TASK TO COMPLETE:
Give the total of lines holding the word "Montag" in the records below, and nothing else.

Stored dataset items
________
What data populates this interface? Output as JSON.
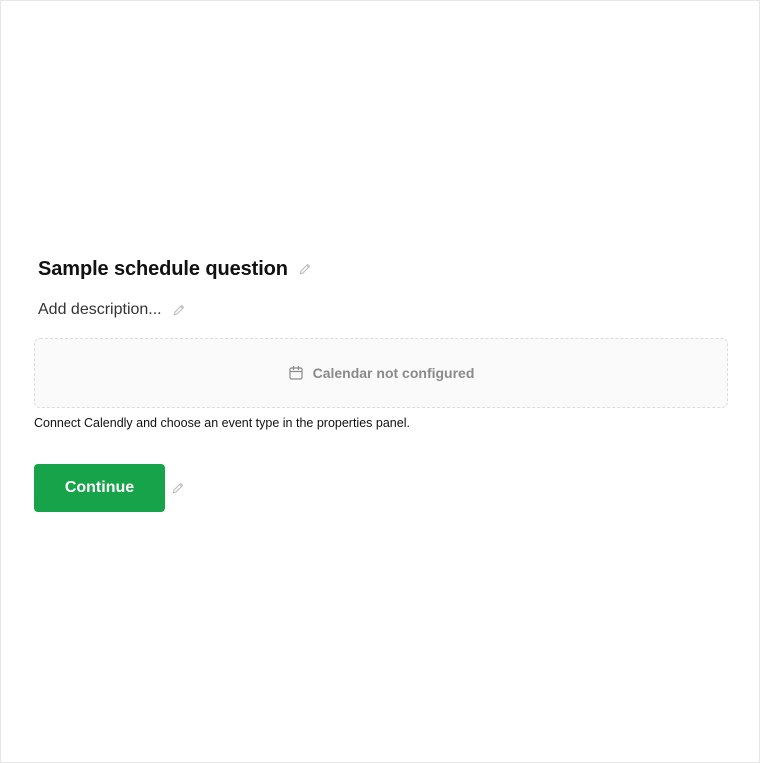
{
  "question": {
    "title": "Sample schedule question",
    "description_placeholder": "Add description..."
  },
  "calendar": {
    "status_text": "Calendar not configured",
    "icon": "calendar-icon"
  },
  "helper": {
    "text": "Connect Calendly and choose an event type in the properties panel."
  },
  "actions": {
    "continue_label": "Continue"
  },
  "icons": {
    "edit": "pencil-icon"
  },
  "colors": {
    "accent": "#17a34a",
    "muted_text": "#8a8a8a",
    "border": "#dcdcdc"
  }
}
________
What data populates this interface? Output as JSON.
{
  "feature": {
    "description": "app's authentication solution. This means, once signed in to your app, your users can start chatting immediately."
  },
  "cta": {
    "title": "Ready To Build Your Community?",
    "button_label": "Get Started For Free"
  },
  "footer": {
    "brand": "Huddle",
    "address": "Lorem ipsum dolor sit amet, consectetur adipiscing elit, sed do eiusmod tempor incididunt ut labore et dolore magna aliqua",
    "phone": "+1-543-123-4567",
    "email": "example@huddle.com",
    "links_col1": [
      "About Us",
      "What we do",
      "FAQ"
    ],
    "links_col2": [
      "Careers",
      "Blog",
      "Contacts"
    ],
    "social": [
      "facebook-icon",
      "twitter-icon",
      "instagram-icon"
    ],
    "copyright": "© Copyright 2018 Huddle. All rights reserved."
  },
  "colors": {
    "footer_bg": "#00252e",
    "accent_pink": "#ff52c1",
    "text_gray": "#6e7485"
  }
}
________
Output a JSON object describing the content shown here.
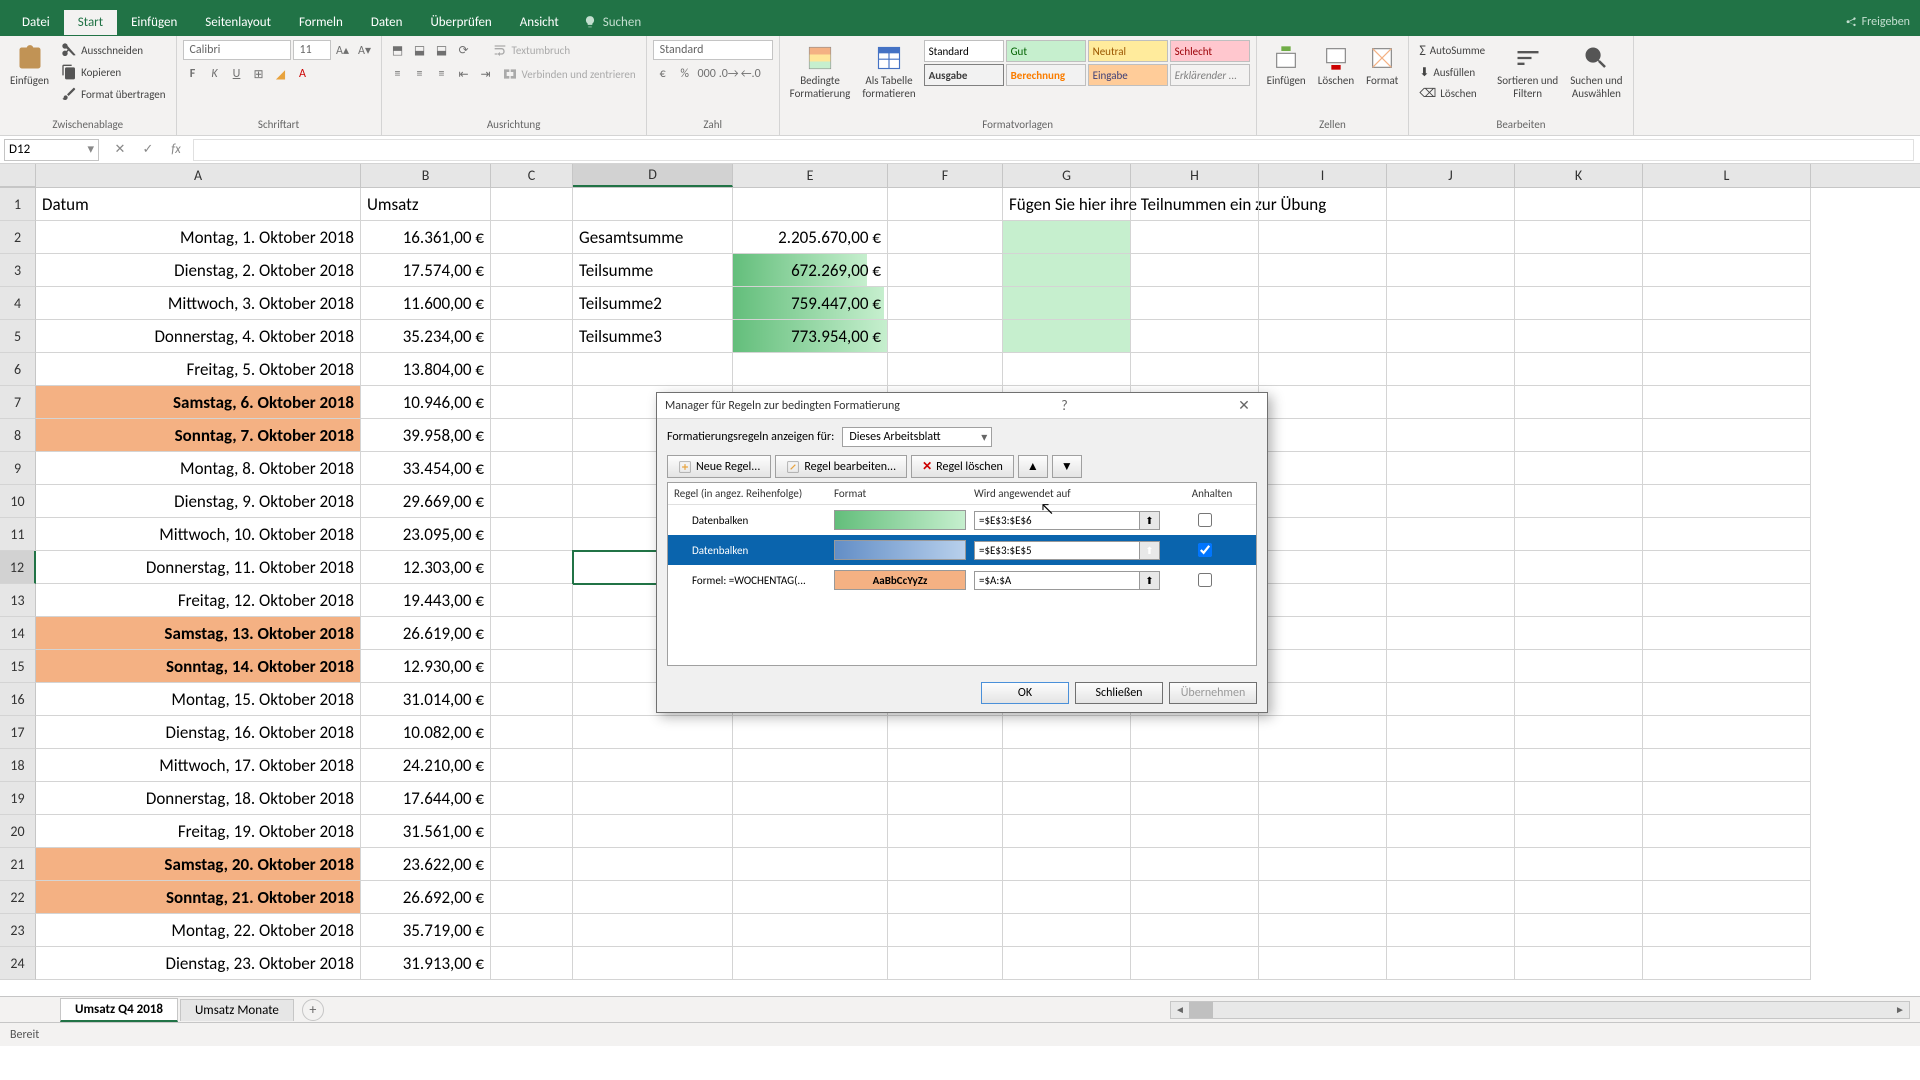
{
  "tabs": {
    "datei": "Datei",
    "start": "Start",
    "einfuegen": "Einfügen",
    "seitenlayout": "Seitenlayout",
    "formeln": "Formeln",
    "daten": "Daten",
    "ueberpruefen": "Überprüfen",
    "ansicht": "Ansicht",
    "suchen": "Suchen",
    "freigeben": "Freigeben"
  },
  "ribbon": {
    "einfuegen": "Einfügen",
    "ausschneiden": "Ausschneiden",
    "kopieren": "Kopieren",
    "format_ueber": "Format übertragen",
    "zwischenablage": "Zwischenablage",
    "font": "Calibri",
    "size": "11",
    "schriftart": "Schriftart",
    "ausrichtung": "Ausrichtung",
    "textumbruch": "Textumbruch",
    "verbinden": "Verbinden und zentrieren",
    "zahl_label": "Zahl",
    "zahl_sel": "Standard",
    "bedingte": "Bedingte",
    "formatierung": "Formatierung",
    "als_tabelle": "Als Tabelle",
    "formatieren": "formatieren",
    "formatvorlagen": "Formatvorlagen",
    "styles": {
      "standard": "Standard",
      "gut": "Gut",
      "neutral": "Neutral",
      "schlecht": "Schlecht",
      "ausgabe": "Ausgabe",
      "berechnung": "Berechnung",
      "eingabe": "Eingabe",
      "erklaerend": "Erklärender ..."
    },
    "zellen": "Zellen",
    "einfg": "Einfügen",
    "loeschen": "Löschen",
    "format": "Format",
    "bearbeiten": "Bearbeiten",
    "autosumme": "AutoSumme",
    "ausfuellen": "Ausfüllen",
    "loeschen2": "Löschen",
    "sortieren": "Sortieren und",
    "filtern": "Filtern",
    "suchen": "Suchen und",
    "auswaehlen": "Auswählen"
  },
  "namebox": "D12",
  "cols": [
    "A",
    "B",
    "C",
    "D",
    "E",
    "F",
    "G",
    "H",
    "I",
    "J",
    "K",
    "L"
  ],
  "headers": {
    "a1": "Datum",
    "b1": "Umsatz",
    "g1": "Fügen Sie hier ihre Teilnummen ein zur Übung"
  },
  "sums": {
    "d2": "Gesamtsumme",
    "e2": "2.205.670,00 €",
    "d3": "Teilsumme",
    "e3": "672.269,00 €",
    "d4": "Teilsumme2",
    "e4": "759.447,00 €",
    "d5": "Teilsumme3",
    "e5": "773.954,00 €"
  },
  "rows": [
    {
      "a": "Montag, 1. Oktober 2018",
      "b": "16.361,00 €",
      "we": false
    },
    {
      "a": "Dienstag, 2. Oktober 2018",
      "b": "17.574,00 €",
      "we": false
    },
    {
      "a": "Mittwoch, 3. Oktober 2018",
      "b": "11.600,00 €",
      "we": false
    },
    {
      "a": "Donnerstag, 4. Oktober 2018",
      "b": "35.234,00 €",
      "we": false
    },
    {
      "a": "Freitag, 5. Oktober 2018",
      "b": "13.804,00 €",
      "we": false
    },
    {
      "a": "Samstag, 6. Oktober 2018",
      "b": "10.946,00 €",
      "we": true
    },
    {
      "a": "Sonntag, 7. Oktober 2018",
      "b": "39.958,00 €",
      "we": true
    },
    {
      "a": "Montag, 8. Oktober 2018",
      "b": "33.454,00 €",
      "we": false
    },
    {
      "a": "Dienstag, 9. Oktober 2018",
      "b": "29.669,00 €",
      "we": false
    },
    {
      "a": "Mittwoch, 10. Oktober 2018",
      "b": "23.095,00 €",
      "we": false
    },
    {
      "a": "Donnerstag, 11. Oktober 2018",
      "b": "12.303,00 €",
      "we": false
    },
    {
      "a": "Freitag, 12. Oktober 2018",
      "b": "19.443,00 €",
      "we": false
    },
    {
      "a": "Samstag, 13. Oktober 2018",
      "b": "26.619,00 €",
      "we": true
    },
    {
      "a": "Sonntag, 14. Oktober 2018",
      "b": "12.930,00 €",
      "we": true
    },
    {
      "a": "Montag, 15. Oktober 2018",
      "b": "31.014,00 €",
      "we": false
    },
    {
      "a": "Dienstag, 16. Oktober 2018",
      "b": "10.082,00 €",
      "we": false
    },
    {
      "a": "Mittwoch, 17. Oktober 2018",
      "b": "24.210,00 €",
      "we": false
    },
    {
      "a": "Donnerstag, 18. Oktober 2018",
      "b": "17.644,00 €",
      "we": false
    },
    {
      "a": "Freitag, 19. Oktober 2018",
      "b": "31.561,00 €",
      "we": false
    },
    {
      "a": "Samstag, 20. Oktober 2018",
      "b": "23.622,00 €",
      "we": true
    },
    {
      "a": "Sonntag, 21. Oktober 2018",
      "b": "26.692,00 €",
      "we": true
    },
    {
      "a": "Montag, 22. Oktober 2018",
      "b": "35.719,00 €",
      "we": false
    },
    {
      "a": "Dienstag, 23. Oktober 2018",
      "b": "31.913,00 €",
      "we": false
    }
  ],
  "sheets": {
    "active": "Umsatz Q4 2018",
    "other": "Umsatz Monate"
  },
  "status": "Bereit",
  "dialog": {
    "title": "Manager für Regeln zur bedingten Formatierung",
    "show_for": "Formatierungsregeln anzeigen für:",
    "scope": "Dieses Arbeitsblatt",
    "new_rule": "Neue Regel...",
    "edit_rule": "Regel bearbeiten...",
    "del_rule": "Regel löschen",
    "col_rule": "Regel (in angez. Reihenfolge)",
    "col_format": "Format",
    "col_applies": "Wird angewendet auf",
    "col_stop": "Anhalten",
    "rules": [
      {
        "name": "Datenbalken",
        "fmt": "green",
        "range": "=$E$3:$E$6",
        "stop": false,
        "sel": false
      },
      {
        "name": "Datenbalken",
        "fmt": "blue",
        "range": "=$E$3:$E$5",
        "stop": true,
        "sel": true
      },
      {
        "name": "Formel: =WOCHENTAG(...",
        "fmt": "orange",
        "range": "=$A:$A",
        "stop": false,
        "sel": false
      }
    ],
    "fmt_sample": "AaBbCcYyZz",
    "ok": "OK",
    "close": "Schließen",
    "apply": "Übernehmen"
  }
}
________
OUTPUT BELOW:
4